Your objective:
When you write out the entries, keep every line exactly as it appears.

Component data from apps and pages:
**********

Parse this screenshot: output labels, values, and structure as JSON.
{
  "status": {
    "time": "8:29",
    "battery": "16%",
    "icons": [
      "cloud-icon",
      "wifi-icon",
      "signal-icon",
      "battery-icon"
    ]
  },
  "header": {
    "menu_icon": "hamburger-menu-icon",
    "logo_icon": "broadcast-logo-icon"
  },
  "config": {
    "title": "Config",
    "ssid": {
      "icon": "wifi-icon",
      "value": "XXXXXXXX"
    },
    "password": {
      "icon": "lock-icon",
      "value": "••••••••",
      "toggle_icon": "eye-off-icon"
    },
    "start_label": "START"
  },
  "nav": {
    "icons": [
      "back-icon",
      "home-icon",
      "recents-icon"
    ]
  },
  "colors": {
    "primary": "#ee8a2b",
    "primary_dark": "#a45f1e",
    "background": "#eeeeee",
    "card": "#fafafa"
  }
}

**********

Solution below:
Parse this screenshot: output labels, values, and structure as JSON.
{
  "status": {
    "time": "8:29",
    "battery": "16%",
    "icons": [
      "cloud-icon",
      "wifi-icon",
      "signal-icon",
      "battery-icon"
    ]
  },
  "header": {
    "menu_icon": "hamburger-menu-icon",
    "logo_icon": "broadcast-logo-icon"
  },
  "config": {
    "title": "Config",
    "ssid": {
      "icon": "wifi-icon",
      "value": "XXXXXXXX"
    },
    "password": {
      "icon": "lock-icon",
      "value": "••••••••",
      "toggle_icon": "eye-off-icon"
    },
    "start_label": "START"
  },
  "nav": {
    "icons": [
      "back-icon",
      "home-icon",
      "recents-icon"
    ]
  },
  "colors": {
    "primary": "#ee8a2b",
    "primary_dark": "#a45f1e",
    "background": "#eeeeee",
    "card": "#fafafa"
  }
}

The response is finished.